Genealogies of Warruwi Community: integrating current materials
Academic(s):Dr Ruth Singer, School of Languages and Linguistics
Intern(s): Ms Dang Nguyen, School of Historical and Philosophical Studies
This project seeks to trace mobility of people and changes in ethnolinguistic affiliations of members of Warruwi Community, over the last century. The study of this small community in western Arnhem Land aims to trace the emergence of the Mawng language as the 'main language' of a highly multilingual community. A scanned genealogy compiled during the mission era has been put into an orphaned kinship/genealogy app 'KinOath'. The aim of the internship is to explore meaningful ways to export this data and access it through other databases apps, and also incorporate additional data collected at Warruwi by anthropologist Peter Sutton in 1981, and by linguist Heather Hewett in the 1960's.

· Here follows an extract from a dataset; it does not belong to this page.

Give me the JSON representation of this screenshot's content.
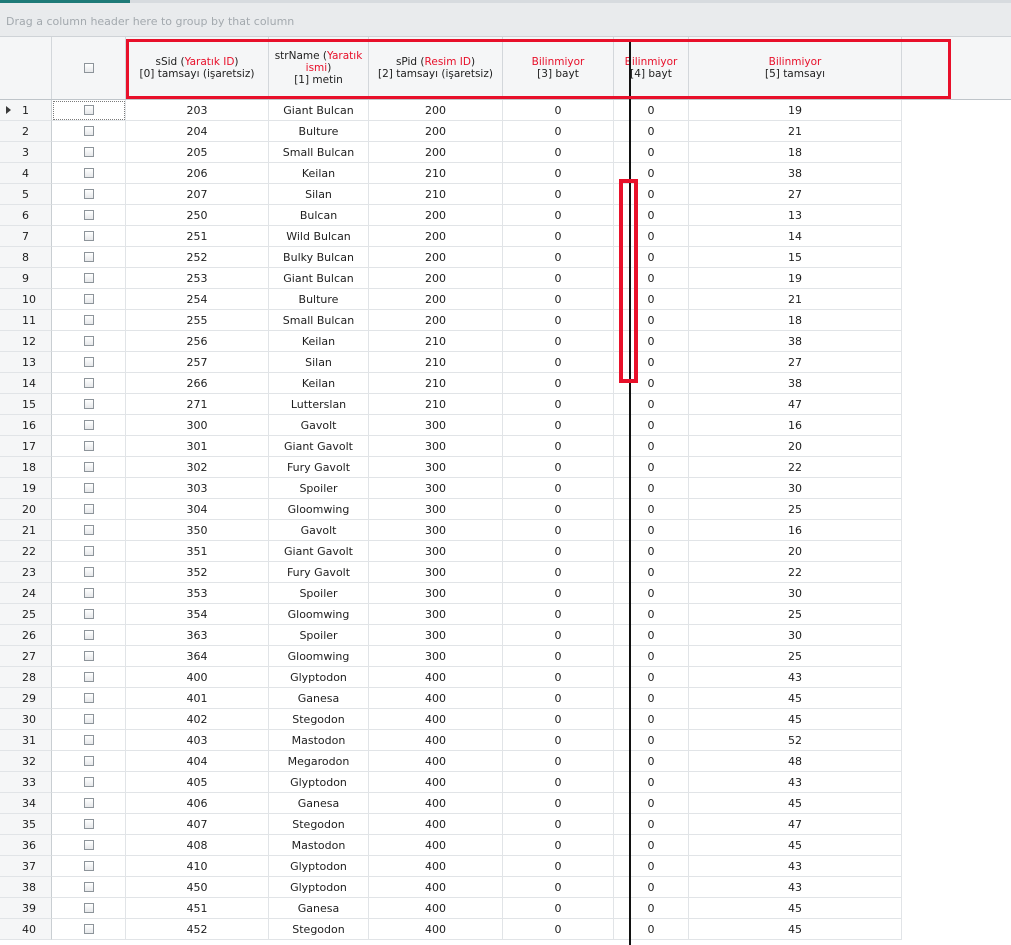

Digital Collection Engagement
Academic(s):Mr Ryan Johnston, Buxton Contemporary, Chancellery
Intern(s): Ms Nicole Davis, School of Historical and Philosophical Studies

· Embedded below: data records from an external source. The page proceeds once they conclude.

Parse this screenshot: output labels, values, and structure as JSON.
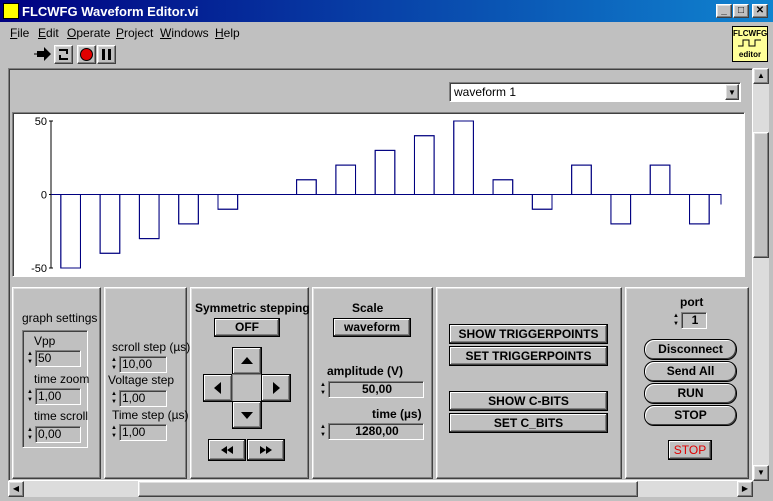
{
  "window": {
    "title": "FLCWFG Waveform Editor.vi",
    "minimize": "_",
    "maximize": "□",
    "close": "✕"
  },
  "menu": [
    {
      "accel": "F",
      "rest": "ile"
    },
    {
      "accel": "E",
      "rest": "dit"
    },
    {
      "accel": "O",
      "rest": "perate"
    },
    {
      "accel": "P",
      "rest": "roject"
    },
    {
      "accel": "W",
      "rest": "indows"
    },
    {
      "accel": "H",
      "rest": "elp"
    }
  ],
  "logo": {
    "line1": "FLCWFG",
    "line2": "editor"
  },
  "waveform_select": {
    "value": "waveform  1"
  },
  "chart_data": {
    "type": "bar",
    "ylim": [
      -50,
      50
    ],
    "yticks": [
      "50",
      "0",
      "-50"
    ],
    "values": [
      -50,
      -40,
      -30,
      -20,
      -10,
      0,
      10,
      20,
      30,
      40,
      50,
      10,
      -10,
      20,
      -20,
      20,
      -20
    ]
  },
  "graph_settings": {
    "title": "graph settings",
    "vpp_label": "Vpp",
    "vpp_value": "50",
    "zoom_label": "time zoom",
    "zoom_value": "1,00",
    "scroll_label": "time scroll",
    "scroll_value": "0,00"
  },
  "steps": {
    "scroll_step_label": "scroll step (µs)",
    "scroll_step_value": "10,00",
    "voltage_step_label": "Voltage step",
    "voltage_step_value": "1,00",
    "time_step_label": "Time step (µs)",
    "time_step_value": "1,00"
  },
  "symmetric": {
    "title": "Symmetric stepping",
    "toggle": "OFF"
  },
  "scale": {
    "title": "Scale",
    "mode": "waveform",
    "amplitude_label": "amplitude (V)",
    "amplitude_value": "50,00",
    "time_label": "time (µs)",
    "time_value": "1280,00"
  },
  "actions": {
    "show_trigger": "SHOW TRIGGERPOINTS",
    "set_trigger": "SET TRIGGERPOINTS",
    "show_cbits": "SHOW C-BITS",
    "set_cbits": "SET C_BITS"
  },
  "port": {
    "label": "port",
    "value": "1",
    "disconnect": "Disconnect",
    "send_all": "Send All",
    "run": "RUN",
    "stop": "STOP",
    "stop_red": "STOP"
  }
}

Buxton Contemporary is a new museum focused on contemporary Australian art. It has been founded to house the Michael Buxton Collection of 350 artworks by 59 artists. The collection cannot be displayed all at once, and the museum will host non-collection shows, so the Museum is interested in providing a rich digital collection experience through the website. A particular focus of the museum is the foregrounding of artists voices and processes. The internship will explore avenues for digital engagement, which may include new modes of digital presentation or collection search; optimising catalogue meta-data for online engagement; or ways of adding other rich content to online catalogue records (eg bibliographic texts, audio recordings etc...).
Execution Ballads of Pre-Modern Europe
Academic(s):Dr Una McIlvenna, School of Historical and Philosophical Studies
Intern(s): Ms Julianne Bell, Grimwade Centre for Cultural Materials Conservation, School of Historical and Philosophical Studies
This project has developed a database on execution ballads (cheaply printed songs about crime and punishment dating from c. 1550-1900) that includes hundreds, if not thousands of items. These are partly in textual form (transcriptions of lyrics, notes on historical context, dates of publishing, etc), partly pictorial (images of the pamphlets and broadsides, images of historical figures who feature in the ballads, etc), and some audio recordings. Until recently, this has been stored in a MySQL database on Heurist software. The intern project will transfer and set up the database correctly in the content management software Omeka, as well as adding to the database.
War Words and the Evolution of Australian English
Academic(s):Professor Véronique Duché, School of Languages and Linguistics
Intern(s): Dr Daniel Russo-Batterham, School of Languages and Linguistics
This project examines a corpus of around 170,000 words drawn from the wartime issues of Aussie: The Australian Soldiers’ Magazine. The internship extends this corpus to issues of Aussie magazine published after the war, which were produced monthly until 1932. Around 140 of these issues are available on microfilms, but these will be digitised and scanned with Optical Character Recognition (OCR) software prior to the commencement of the internship. The result will be a set of searchable PDFs. The intern will add metadata to the articles in each issue; translate the PDF data into plain text; provide summary statistics of the contents of the database and, if time permits, add the totality of the extracted text to a Sketch Engine corpus.